[PROVIDED DATA]
★ ★ ★ ★

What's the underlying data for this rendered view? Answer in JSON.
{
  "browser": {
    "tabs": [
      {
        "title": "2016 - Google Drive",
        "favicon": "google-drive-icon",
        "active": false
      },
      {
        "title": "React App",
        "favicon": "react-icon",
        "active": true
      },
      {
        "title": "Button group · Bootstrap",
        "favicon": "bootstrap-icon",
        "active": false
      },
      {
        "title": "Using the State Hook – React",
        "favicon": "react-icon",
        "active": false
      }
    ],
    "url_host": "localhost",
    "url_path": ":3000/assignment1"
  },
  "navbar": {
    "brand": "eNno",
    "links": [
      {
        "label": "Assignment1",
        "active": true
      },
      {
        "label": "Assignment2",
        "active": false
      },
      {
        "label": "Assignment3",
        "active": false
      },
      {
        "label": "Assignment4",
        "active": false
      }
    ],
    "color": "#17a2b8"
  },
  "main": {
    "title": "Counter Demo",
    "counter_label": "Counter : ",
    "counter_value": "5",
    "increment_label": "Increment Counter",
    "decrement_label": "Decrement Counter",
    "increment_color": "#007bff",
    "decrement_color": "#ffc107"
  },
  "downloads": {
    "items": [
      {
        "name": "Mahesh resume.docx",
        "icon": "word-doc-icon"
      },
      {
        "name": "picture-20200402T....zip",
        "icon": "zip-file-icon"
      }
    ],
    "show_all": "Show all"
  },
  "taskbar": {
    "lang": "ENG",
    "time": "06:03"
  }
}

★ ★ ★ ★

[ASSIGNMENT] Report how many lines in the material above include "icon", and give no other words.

[COMPLETED TASK] 6